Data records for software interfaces
********************

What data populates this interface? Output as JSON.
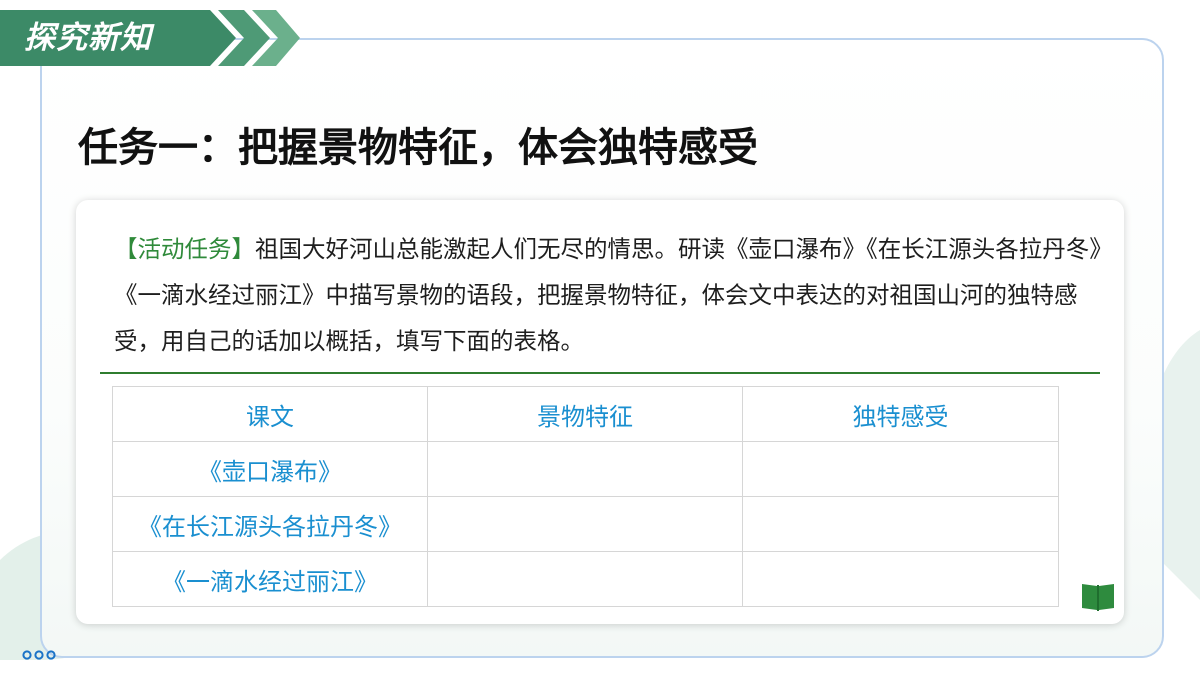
{
  "header": {
    "section_label": "探究新知",
    "banner_color": "#3c8a67"
  },
  "title": "任务一：把握景物特征，体会独特感受",
  "task": {
    "label": "【活动任务】",
    "label_color": "#2f8a3a",
    "text": "祖国大好河山总能激起人们无尽的情思。研读《壶口瀑布》《在长江源头各拉丹冬》《一滴水经过丽江》中描写景物的语段，把握景物特征，体会文中表达的对祖国山河的独特感受，用自己的话加以概括，填写下面的表格。"
  },
  "table": {
    "text_color": "#1a8fd0",
    "headers": [
      "课文",
      "景物特征",
      "独特感受"
    ],
    "rows": [
      [
        "《壶口瀑布》",
        "",
        ""
      ],
      [
        "《在长江源头各拉丹冬》",
        "",
        ""
      ],
      [
        "《一滴水经过丽江》",
        "",
        ""
      ]
    ]
  },
  "icons": {
    "book": "book-icon",
    "dots": "dots-icon"
  }
}
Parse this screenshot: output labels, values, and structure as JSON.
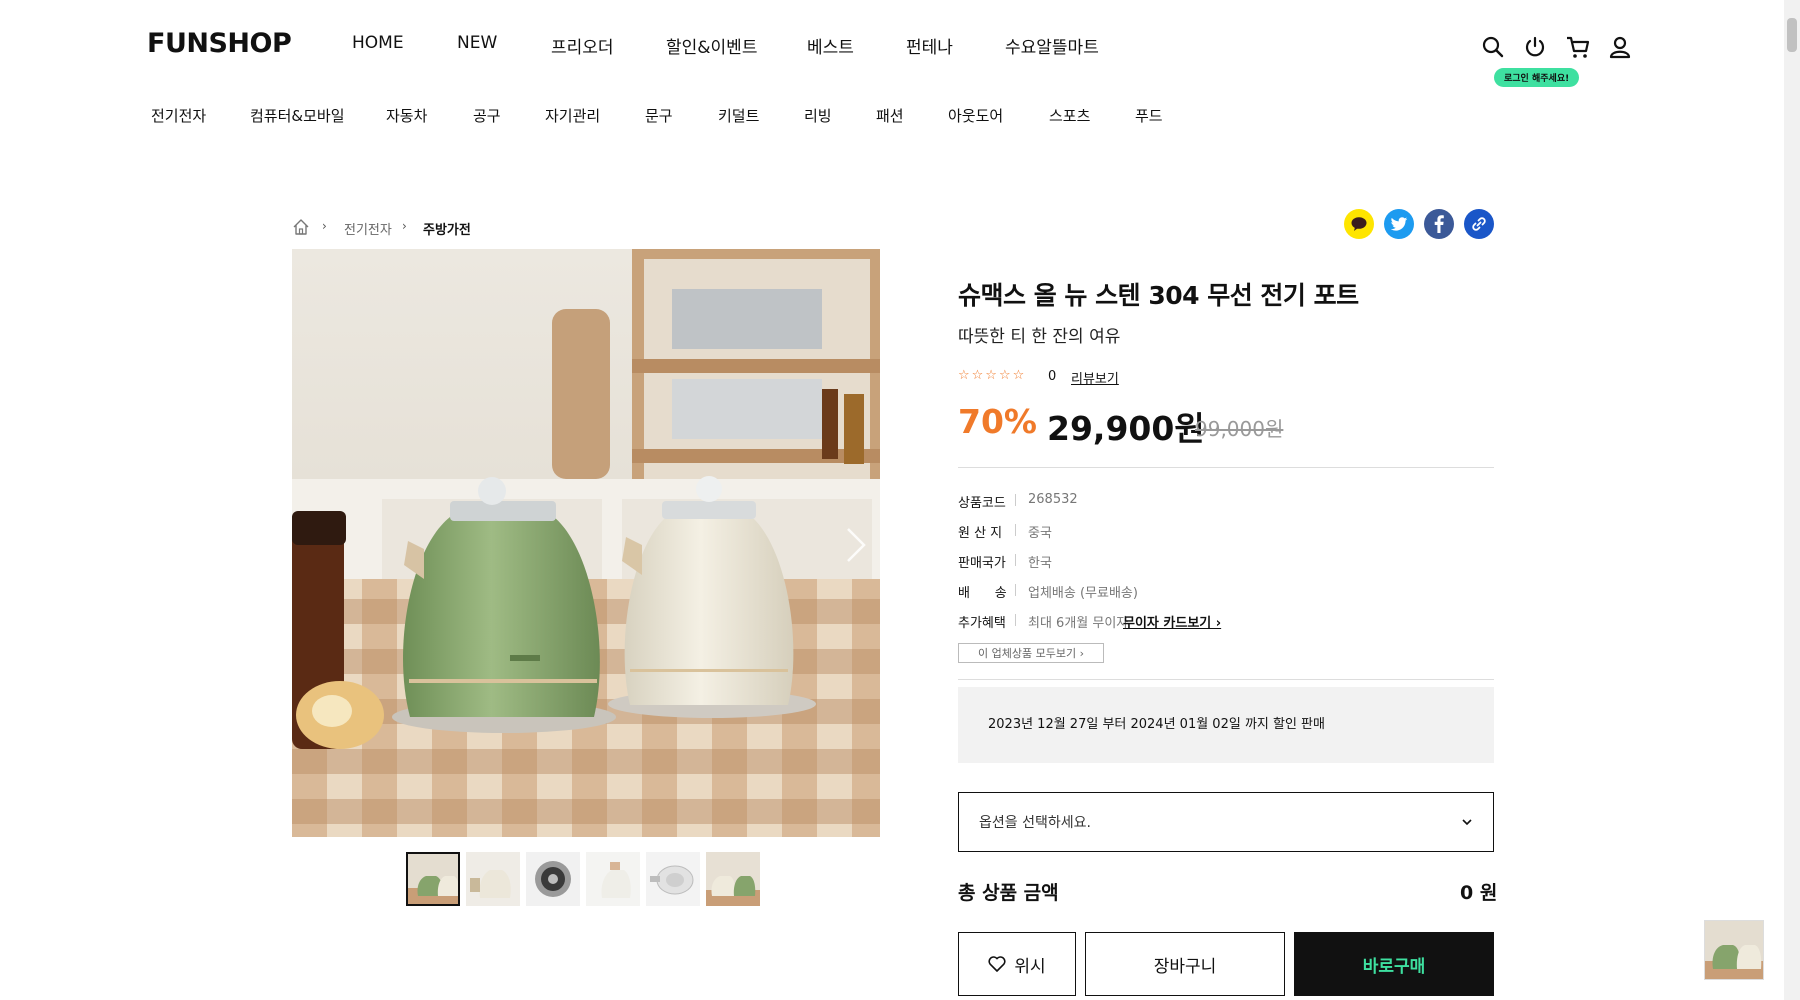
{
  "header": {
    "logo": "FUNSHOP",
    "nav": [
      "HOME",
      "NEW",
      "프리오더",
      "할인&이벤트",
      "베스트",
      "펀테나",
      "수요알뜰마트"
    ],
    "icons": [
      "search-icon",
      "power-icon",
      "cart-icon",
      "user-icon"
    ],
    "login_badge": "로그인 해주세요!"
  },
  "categories": [
    "전기전자",
    "컴퓨터&모바일",
    "자동차",
    "공구",
    "자기관리",
    "문구",
    "키덜트",
    "리빙",
    "패션",
    "아웃도어",
    "스포츠",
    "푸드"
  ],
  "breadcrumb": {
    "level1": "전기전자",
    "level2": "주방가전"
  },
  "share": [
    "kakaotalk-icon",
    "twitter-icon",
    "facebook-icon",
    "link-icon"
  ],
  "colors": {
    "accent_orange": "#f07a2a",
    "mint": "#3ee0a0",
    "kakao": "#fee500",
    "twitter": "#1d9bf0",
    "facebook": "#1877f2",
    "link": "#1a56c8"
  },
  "product": {
    "title": "슈맥스 올 뉴 스텐 304 무선 전기 포트",
    "subtitle": "따뜻한 티 한 잔의 여유",
    "stars": "☆☆☆☆☆",
    "review_count": "0",
    "review_link": "리뷰보기",
    "discount": "70%",
    "price": "29,900원",
    "original_price": "99,000원",
    "info": [
      {
        "label": "상품코드",
        "value": "268532"
      },
      {
        "label": "원 산 지",
        "value": "중국"
      },
      {
        "label": "판매국가",
        "value": "한국"
      },
      {
        "label": "배      송",
        "value": "업체배송 (무료배송)"
      },
      {
        "label": "추가혜택",
        "value": "최대 6개월 무이자",
        "link": "무이자 카드보기 ›"
      }
    ],
    "vendor_button": "이 업체상품 모두보기 ›",
    "sale_period": "2023년 12월 27일 부터 2024년 01월 02일 까지 할인 판매",
    "option_placeholder": "옵션을 선택하세요.",
    "total_label": "총 상품 금액",
    "total_value": "0 원",
    "wish_label": "위시",
    "cart_label": "장바구니",
    "buy_label": "바로구매"
  }
}
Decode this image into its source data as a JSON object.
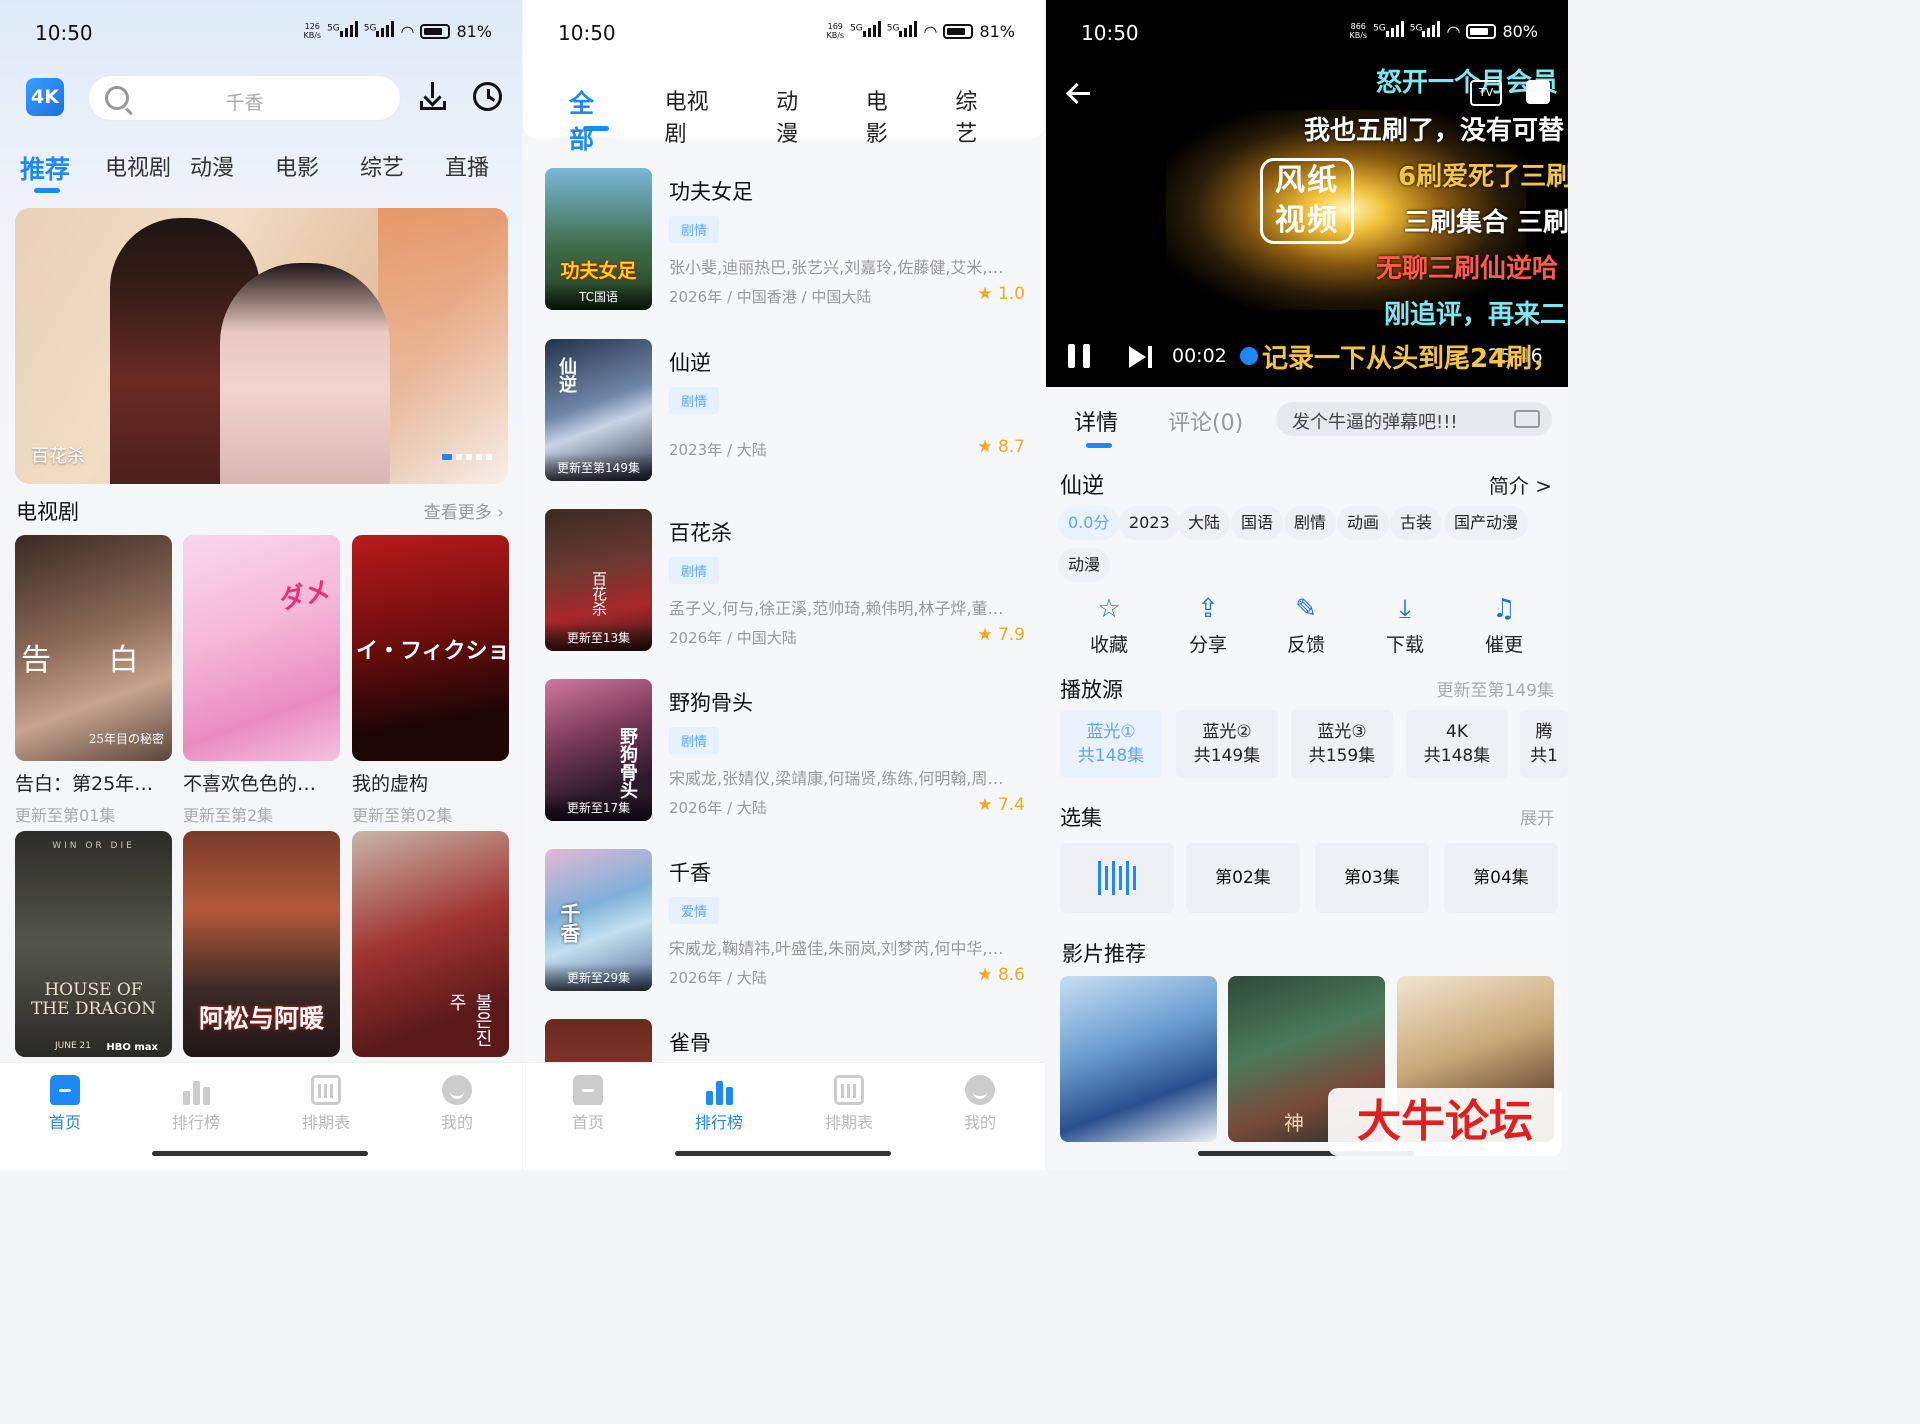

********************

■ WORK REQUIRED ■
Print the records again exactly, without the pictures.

■ OUTPUT BELOW ■
What data populates this interface? Output as JSON.
{
  "header": {
    "section_label": "探究新知",
    "banner_color": "#3c8a67"
  },
  "title": "任务一：把握景物特征，体会独特感受",
  "task": {
    "label": "【活动任务】",
    "label_color": "#2f8a3a",
    "text": "祖国大好河山总能激起人们无尽的情思。研读《壶口瀑布》《在长江源头各拉丹冬》《一滴水经过丽江》中描写景物的语段，把握景物特征，体会文中表达的对祖国山河的独特感受，用自己的话加以概括，填写下面的表格。"
  },
  "table": {
    "text_color": "#1a8fd0",
    "headers": [
      "课文",
      "景物特征",
      "独特感受"
    ],
    "rows": [
      [
        "《壶口瀑布》",
        "",
        ""
      ],
      [
        "《在长江源头各拉丹冬》",
        "",
        ""
      ],
      [
        "《一滴水经过丽江》",
        "",
        ""
      ]
    ]
  },
  "icons": {
    "book": "book-icon",
    "dots": "dots-icon"
  }
}
Parse this screenshot: output labels, values, and structure as JSON.
{
  "header": {
    "logo": "FUNSHOP",
    "nav": [
      "HOME",
      "NEW",
      "프리오더",
      "할인&이벤트",
      "베스트",
      "펀테나",
      "수요알뜰마트"
    ],
    "icons": [
      "search-icon",
      "power-icon",
      "cart-icon",
      "user-icon"
    ],
    "login_badge": "로그인 해주세요!"
  },
  "categories": [
    "전기전자",
    "컴퓨터&모바일",
    "자동차",
    "공구",
    "자기관리",
    "문구",
    "키덜트",
    "리빙",
    "패션",
    "아웃도어",
    "스포츠",
    "푸드"
  ],
  "breadcrumb": {
    "level1": "전기전자",
    "level2": "주방가전"
  },
  "share": [
    "kakaotalk-icon",
    "twitter-icon",
    "facebook-icon",
    "link-icon"
  ],
  "colors": {
    "accent_orange": "#f07a2a",
    "mint": "#3ee0a0",
    "kakao": "#fee500",
    "twitter": "#1d9bf0",
    "facebook": "#1877f2",
    "link": "#1a56c8"
  },
  "product": {
    "title": "슈맥스 올 뉴 스텐 304 무선 전기 포트",
    "subtitle": "따뜻한 티 한 잔의 여유",
    "stars": "☆☆☆☆☆",
    "review_count": "0",
    "review_link": "리뷰보기",
    "discount": "70%",
    "price": "29,900원",
    "original_price": "99,000원",
    "info": [
      {
        "label": "상품코드",
        "value": "268532"
      },
      {
        "label": "원 산 지",
        "value": "중국"
      },
      {
        "label": "판매국가",
        "value": "한국"
      },
      {
        "label": "배      송",
        "value": "업체배송 (무료배송)"
      },
      {
        "label": "추가혜택",
        "value": "최대 6개월 무이자",
        "link": "무이자 카드보기 ›"
      }
    ],
    "vendor_button": "이 업체상품 모두보기 ›",
    "sale_period": "2023년 12월 27일 부터 2024년 01월 02일 까지 할인 판매",
    "option_placeholder": "옵션을 선택하세요.",
    "total_label": "총 상품 금액",
    "total_value": "0 원",
    "wish_label": "위시",
    "cart_label": "장바구니",
    "buy_label": "바로구매"
  }
}
Decode this image into its source data as a JSON object.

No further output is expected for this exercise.